My high school required a drivers license for graduation - as it should be. The license is vital to have at bars/ clubs/ places that need ID or a deposit.

[/quote]
</p>

<p>That's what my state issued ID is for. They are one and the same under the law.</p>

<p>Cars are a huge part of American culture. Parents teaching their teenagers how to drive with the family car is a milestone used to show that their children are becoming adults. Parents are letting go and kids are growing up. Fond but scary memories for most parents and teens.</p>

<p>"American culture" is not the same all over. Drivers are a minority here in Manhattan. Everyone walks or takes the subway or bus. I understand in other parts of America, the most exercise people get is waddling from their houses to the Hummer in the morning and crying over gas prices, but...oh well. Plus I believe there's a stigma about public transportation that exists in most of the country, that the bus is for poor people? In rural places a car is probably necessary as public transportation isn't as common there. I will be taking a road test this summer, although I don't think I'll get a car for years.
[quote]
My high school required a drivers license for graduation - as it should be.

[/quote]
That makes no sense, do you think they wouldn't have let you graduate without a drivers licence? What you mean is they required Govt ID. In states like Texas people are allowed to get their licenses early, but it varies from state to state. In New York State you can get a Learner Permit at 16 after passing a written test. At this point you're allowed to take Driver's Ed and drive with an adult over 21. I believe at 17 you can get a Junior License after passing the road test (there are restrictions), or regular License at 17 if you've taken Driver's Ed. If you never take Driver's Ed but pass your road test at 18 you get a regular license. This is what I was taught in Driver's Ed but I don't know for sure.</p>

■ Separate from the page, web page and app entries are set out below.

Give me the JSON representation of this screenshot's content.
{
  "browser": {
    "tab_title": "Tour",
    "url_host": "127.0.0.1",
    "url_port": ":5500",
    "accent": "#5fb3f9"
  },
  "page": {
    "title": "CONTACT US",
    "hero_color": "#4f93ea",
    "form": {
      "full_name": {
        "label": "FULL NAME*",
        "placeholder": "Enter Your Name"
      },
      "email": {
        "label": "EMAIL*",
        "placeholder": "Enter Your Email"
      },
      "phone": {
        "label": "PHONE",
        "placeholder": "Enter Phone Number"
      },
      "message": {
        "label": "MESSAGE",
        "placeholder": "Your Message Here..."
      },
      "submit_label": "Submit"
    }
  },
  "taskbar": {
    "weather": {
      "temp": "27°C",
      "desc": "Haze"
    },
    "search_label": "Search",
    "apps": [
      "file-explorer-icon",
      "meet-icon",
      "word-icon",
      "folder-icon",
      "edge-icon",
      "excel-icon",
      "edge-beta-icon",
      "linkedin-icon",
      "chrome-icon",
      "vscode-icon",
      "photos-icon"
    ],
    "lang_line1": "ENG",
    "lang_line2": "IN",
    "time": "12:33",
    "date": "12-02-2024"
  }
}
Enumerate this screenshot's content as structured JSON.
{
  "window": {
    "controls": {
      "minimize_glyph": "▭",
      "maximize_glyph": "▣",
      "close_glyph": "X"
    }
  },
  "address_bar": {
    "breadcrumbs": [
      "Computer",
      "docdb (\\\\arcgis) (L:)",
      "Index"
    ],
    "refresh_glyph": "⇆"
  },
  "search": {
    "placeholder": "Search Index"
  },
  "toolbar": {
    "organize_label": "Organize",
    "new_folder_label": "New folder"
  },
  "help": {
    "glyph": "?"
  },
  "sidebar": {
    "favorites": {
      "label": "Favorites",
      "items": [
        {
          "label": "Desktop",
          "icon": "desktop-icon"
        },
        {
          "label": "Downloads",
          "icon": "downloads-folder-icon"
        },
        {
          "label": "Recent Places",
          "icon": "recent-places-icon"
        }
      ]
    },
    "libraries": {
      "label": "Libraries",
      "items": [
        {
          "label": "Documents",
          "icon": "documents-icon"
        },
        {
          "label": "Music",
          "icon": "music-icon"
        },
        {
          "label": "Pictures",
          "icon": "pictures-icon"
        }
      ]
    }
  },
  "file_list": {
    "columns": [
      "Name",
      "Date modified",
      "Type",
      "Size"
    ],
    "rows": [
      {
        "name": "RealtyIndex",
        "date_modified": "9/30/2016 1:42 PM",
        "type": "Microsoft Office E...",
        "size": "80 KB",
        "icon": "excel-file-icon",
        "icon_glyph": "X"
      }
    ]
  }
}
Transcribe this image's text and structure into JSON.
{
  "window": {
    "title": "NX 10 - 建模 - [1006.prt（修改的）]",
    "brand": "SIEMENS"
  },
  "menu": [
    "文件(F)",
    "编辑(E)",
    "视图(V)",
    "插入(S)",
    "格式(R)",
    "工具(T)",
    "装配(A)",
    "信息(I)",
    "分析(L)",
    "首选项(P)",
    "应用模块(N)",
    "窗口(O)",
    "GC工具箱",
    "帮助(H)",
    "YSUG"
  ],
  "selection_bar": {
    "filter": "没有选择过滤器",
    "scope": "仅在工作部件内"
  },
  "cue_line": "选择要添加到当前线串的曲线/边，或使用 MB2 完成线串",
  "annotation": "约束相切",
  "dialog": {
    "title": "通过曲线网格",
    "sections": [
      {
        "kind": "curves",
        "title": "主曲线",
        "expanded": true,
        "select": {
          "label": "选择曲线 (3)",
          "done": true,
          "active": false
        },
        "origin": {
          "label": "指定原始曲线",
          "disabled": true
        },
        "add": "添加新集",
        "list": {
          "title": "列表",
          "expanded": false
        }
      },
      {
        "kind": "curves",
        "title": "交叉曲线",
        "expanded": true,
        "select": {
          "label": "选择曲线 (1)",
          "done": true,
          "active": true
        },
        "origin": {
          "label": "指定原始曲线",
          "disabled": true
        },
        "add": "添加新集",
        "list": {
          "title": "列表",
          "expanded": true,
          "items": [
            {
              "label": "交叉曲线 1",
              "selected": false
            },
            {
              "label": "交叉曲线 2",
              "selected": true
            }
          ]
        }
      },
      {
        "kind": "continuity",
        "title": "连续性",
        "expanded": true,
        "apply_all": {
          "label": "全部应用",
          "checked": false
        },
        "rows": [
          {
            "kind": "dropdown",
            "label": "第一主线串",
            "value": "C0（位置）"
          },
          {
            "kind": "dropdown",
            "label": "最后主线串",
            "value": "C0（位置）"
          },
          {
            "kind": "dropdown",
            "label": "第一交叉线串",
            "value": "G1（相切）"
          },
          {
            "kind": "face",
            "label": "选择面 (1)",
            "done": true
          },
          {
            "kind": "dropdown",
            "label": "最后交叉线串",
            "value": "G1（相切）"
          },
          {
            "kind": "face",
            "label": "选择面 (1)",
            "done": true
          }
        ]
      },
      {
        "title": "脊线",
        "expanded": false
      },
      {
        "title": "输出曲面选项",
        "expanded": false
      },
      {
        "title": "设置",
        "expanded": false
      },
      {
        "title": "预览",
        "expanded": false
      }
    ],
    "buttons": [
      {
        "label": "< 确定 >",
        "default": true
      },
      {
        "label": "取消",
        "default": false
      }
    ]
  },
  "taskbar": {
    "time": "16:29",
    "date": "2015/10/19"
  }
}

<p>i got mine at 18 and i dont like driving i get overwhelmed quick driving but ya i can drive i dont have insurance tho and only took a 1 day course but ive been driving since i was 13 so im decent</p>